Still, the extreme bandwidth potential of optoelectronics is undeniably attractive. As a solution for long-haul data transmission, it is the technology of choice; however, there has been considerable reconsideration in determining where the bright line is relative to where optoelectronics should start and stop. That line is made less bright and more diffused, as simpler and more pervasive copper-based interconnection technologies continue to make significant performance strides. There has already been a lab demonstration of OC-768 performance (40 Gbps) in a 2-connector, 30-in. copper backplane channel, meeting a benchmark that was presumed to require an optical solution. But it is clear that photonics in general, specifically optoelectronics, will continue to play an important role, and research should explore new solutions in the anticipation that there will likely one day be a true optical transistor.
That aside, optoelectronics packaging has progressed slowly in the last few years, following the reduced pace of the telecom industry and its latent recovery. Recently, the industry has begun to see signs of a solidifying turnaround. A situation analysis prepared by Prismark for NEMI last year noted that global production of communications equipment driven primarily by Internet use was expected to increase at an average rate of 6.5% per year and reach $226B in 2008. Indications are that research and development continues at a modest and measured pace. With the wounds still sore, it appears that caution and certainty have replaced the unbridled risk-taking of the late 1990s.
With respect to optoelectronics packaging, the challenges remain the same. With reliable mass assembly methods and standards still elusive, cost continues to be a drag on expanded use of the technology. As a result, packaging cost remains high, and there is still much hand-soldering and many competing designs. Moreover, there are vexing, but solvable, problems associated with thermal issues related to the vertical-cavity surface-emitting lasers (VCSELs) used to transmit and receive photons. The lasers must be kept at exactly the same wavelength to communicate properly, and the operation temperatures of these devices must be controlled, lest the wavelength vary. This requires active cooling, which can prove to be both costly and energy-intensive.

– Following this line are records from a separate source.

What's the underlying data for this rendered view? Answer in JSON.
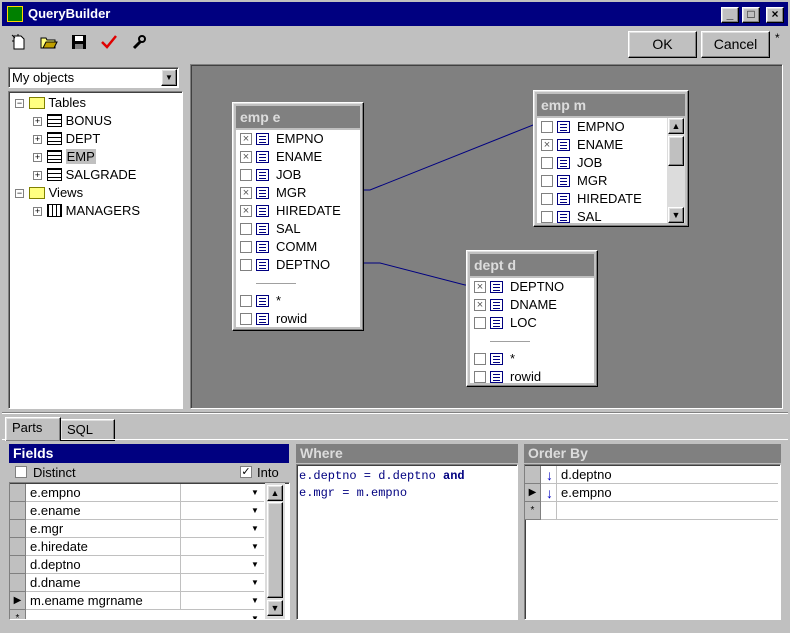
{
  "window": {
    "title": "QueryBuilder",
    "min_label": "_",
    "max_label": "□",
    "close_label": "×"
  },
  "toolbar": {
    "ok_label": "OK",
    "cancel_label": "Cancel",
    "corner_mark": "*"
  },
  "object_combo": {
    "value": "My objects"
  },
  "tree": {
    "tables_label": "Tables",
    "tables": [
      "BONUS",
      "DEPT",
      "EMP",
      "SALGRADE"
    ],
    "views_label": "Views",
    "views": [
      "MANAGERS"
    ]
  },
  "diagram": {
    "emp_e": {
      "title": "emp e",
      "fields": [
        {
          "name": "EMPNO",
          "checked": true
        },
        {
          "name": "ENAME",
          "checked": true
        },
        {
          "name": "JOB",
          "checked": false
        },
        {
          "name": "MGR",
          "checked": true
        },
        {
          "name": "HIREDATE",
          "checked": true
        },
        {
          "name": "SAL",
          "checked": false
        },
        {
          "name": "COMM",
          "checked": false
        },
        {
          "name": "DEPTNO",
          "checked": false
        }
      ],
      "star": "*",
      "rowid": "rowid"
    },
    "emp_m": {
      "title": "emp m",
      "fields": [
        {
          "name": "EMPNO",
          "checked": false
        },
        {
          "name": "ENAME",
          "checked": true
        },
        {
          "name": "JOB",
          "checked": false
        },
        {
          "name": "MGR",
          "checked": false
        },
        {
          "name": "HIREDATE",
          "checked": false
        },
        {
          "name": "SAL",
          "checked": false
        }
      ]
    },
    "dept_d": {
      "title": "dept d",
      "fields": [
        {
          "name": "DEPTNO",
          "checked": true
        },
        {
          "name": "DNAME",
          "checked": true
        },
        {
          "name": "LOC",
          "checked": false
        }
      ],
      "star": "*",
      "rowid": "rowid"
    }
  },
  "tabs": {
    "parts": "Parts",
    "sql": "SQL"
  },
  "fields_panel": {
    "title": "Fields",
    "distinct_label": "Distinct",
    "distinct_checked": false,
    "into_label": "Into",
    "into_checked": true,
    "rows": [
      "e.empno",
      "e.ename",
      "e.mgr",
      "e.hiredate",
      "d.deptno",
      "d.dname",
      "m.ename mgrname"
    ],
    "new_row_marker": "*"
  },
  "where_panel": {
    "title": "Where",
    "line1_a": "e.deptno = d.deptno ",
    "line1_kw": "and",
    "line2": "e.mgr = m.empno"
  },
  "orderby_panel": {
    "title": "Order By",
    "rows": [
      "d.deptno",
      "e.empno"
    ],
    "new_row_marker": "*"
  },
  "colors": {
    "title_active": "#000080",
    "link_line": "#000080",
    "canvas": "#808080",
    "table_header_inactive": "#808080"
  }
}
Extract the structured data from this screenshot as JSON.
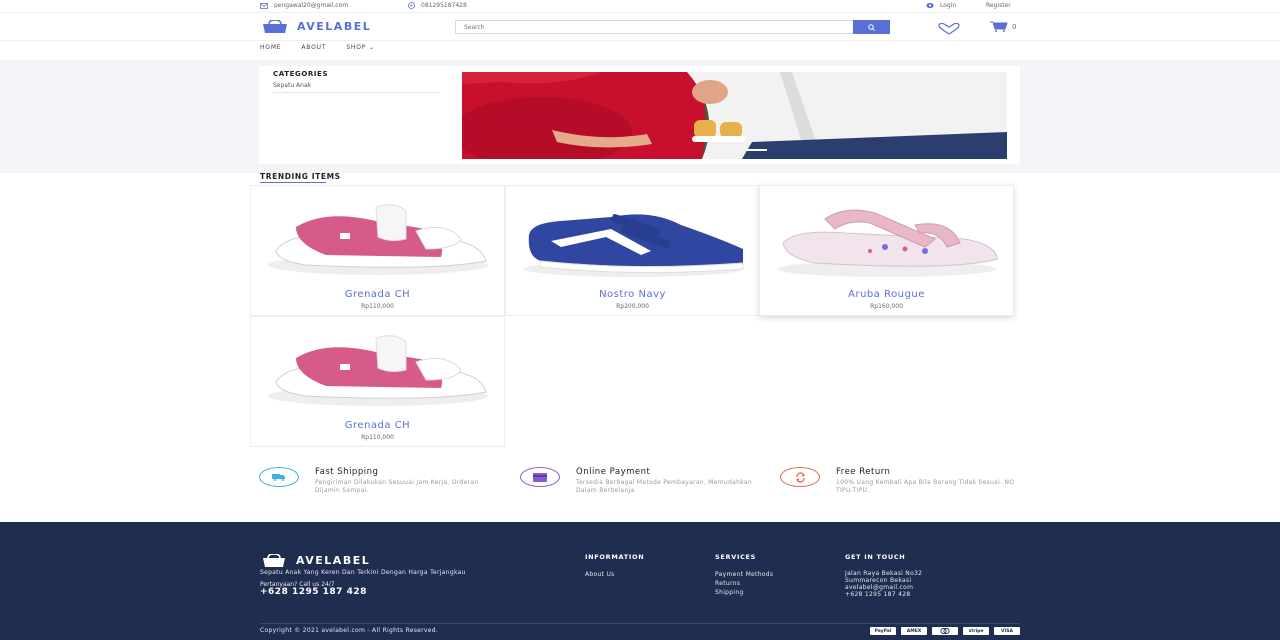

As for general package types for optoelectronic applications, they include transmitters, receivers, modulators, VCSELs, and diode arrays. The packages can be non-hermetic or near-hermetic. TO-cans and butterfly packages remain common choices alongside newer BGAs. However, more advanced structures are being proposed, such as optical-RF modules and flip-mounted optoelectronic chip structures having VCSEL arrays with an optical underfill. The latter structures are designed to couple to optical-waveguide layers at a 90° angle. There is also ongoing research in developing thin film lasers and photo detectors, which could cause a change in direction or a new set of requirements.
Economic and technological challenges for optoelectronics are similar to those facing electronics-only packages; however, optoelectronics have their own set of concerns, such as waveguide coupling and fiber alignment. Components often have pigtailed fiber, requiring a connector or fiber splicing, or a connector receptacle or port as part of the package. RF connections also figure prominently because of the bandwidth and high frequency associated with optoelectronics. Because they tend to be hybrid in structure, integration of somewhat disparate technologies creates assembly challenges. Finally, optoelectronics are not immune to matters of reliability and environmental condition concerns.
One can say that photonics and optoelectronics have a bright future, but there will continue to be challenges to meet and overcome for full benefit in a cost-effective manner. Having challenges is important because, paraphrasing the poet Robert Browning, “Our grasp should exceed our reach, what else is research for?”
- Merritt, R., Board Design Revamped, Electronic Engineering Times, Oct. 13, 2003.
- Turbini, L. and Stafford, J., Optoelectronic, The 10th Anniversary NEMI Roadmap Workshop, June, 2004.
- Shibata, A., Status of IEC, IPC/JPCA Optoelectronics Standards, JISSO International Council Meeting, Herndon, VA, May, 2005.
JOE FJELSTAD, founder and principal, may be contacted at SiliconPipe, Inc., 992 DeAnza Blvd., San Jose, CA 95129; 408/973-1744, e-mail: email@example.com.